Visitor spending slumped
Spending by tourists slumped last year to its lowest level since 2001, new figures show.
Visitors spent six per cent less in the year to December 2012, compared with the previous year, according to the Business, Innovation and Employment Ministry's quarterly international visitor survey.
Peter Ellis, tourism research and evaluation manager at the ministry, said last year's spending slip could partly be blamed on a two per cent fall in visitor numbers. ''The drop also reflects global economic conditions and the strong New Zealand dollar.''
Ellis said 2011 had been a good year for tourism and spending, due to the Rugby World Cup.
''[That] outweighed the other challenges of that year. We're now seeing a return to the decline in tourist spend that was occurring before the Cup.''
The most notable trends last year were the decreases in spend by British visitors - down 21 per cent on an 18 per cent fall in visitors - and in the total amount spent by holidaymakers, down 11 per cent.
The results were in line with the ministry's forecasts, although spending by British tourists fell away faster than predicted.
''On the other hand, spend by Chinese visitors has increased by 42 per cent, exceeding our forecasts.''
China is New Zealand's second largest tourism market after Australia. The survey is based on interviews with 5200 tourists per year flying out of New Zealand airports.

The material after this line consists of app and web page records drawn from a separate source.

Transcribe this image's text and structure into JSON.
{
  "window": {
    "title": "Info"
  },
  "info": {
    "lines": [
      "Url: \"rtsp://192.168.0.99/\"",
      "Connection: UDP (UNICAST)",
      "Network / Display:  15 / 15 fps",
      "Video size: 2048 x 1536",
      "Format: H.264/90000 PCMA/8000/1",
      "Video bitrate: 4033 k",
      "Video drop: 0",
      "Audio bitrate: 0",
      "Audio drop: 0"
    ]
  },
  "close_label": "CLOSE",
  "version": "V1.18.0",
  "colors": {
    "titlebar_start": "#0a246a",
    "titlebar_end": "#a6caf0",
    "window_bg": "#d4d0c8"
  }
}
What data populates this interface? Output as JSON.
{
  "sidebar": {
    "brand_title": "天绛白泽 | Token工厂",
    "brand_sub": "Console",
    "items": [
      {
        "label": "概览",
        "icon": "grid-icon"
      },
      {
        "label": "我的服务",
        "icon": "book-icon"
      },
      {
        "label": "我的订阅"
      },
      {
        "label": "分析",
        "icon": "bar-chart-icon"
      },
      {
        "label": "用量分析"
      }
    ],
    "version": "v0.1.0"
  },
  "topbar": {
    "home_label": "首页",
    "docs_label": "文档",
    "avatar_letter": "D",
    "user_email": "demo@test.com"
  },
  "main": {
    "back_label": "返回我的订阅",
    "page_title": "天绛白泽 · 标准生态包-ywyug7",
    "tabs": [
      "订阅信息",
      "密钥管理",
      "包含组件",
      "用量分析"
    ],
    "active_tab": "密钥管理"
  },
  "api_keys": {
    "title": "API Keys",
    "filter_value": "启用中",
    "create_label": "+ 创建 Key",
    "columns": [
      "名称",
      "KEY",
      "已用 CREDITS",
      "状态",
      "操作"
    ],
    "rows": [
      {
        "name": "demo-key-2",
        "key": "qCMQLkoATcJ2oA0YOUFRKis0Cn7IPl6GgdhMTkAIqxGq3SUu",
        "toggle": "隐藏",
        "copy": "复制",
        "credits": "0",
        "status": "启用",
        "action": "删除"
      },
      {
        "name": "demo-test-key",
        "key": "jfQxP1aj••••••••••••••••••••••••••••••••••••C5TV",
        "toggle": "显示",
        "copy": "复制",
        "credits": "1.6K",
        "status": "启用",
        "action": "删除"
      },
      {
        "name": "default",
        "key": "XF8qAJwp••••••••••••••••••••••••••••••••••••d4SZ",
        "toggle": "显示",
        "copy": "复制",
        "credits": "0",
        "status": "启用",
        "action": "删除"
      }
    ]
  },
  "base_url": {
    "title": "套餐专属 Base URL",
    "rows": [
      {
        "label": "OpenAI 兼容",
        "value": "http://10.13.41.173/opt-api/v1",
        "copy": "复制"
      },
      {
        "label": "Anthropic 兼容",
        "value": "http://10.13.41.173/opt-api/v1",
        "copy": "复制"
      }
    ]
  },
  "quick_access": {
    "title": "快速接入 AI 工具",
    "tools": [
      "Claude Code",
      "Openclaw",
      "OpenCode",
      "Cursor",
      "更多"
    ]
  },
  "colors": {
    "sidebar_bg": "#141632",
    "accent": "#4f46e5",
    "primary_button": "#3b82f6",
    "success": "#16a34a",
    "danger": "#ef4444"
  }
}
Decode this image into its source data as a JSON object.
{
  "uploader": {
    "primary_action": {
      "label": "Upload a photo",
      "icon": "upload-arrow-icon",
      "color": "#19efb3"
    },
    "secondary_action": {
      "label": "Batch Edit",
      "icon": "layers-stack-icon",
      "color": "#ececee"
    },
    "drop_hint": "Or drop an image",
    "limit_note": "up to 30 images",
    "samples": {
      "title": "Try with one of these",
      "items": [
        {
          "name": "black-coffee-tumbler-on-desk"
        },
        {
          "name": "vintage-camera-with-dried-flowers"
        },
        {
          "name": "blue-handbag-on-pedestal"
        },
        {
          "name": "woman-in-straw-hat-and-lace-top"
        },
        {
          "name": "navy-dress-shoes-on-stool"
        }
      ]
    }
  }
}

Statistics New Zealand data released earlier this months shows there were 40,700 fewer visitor arrivals from Britain last year, compared with 2011.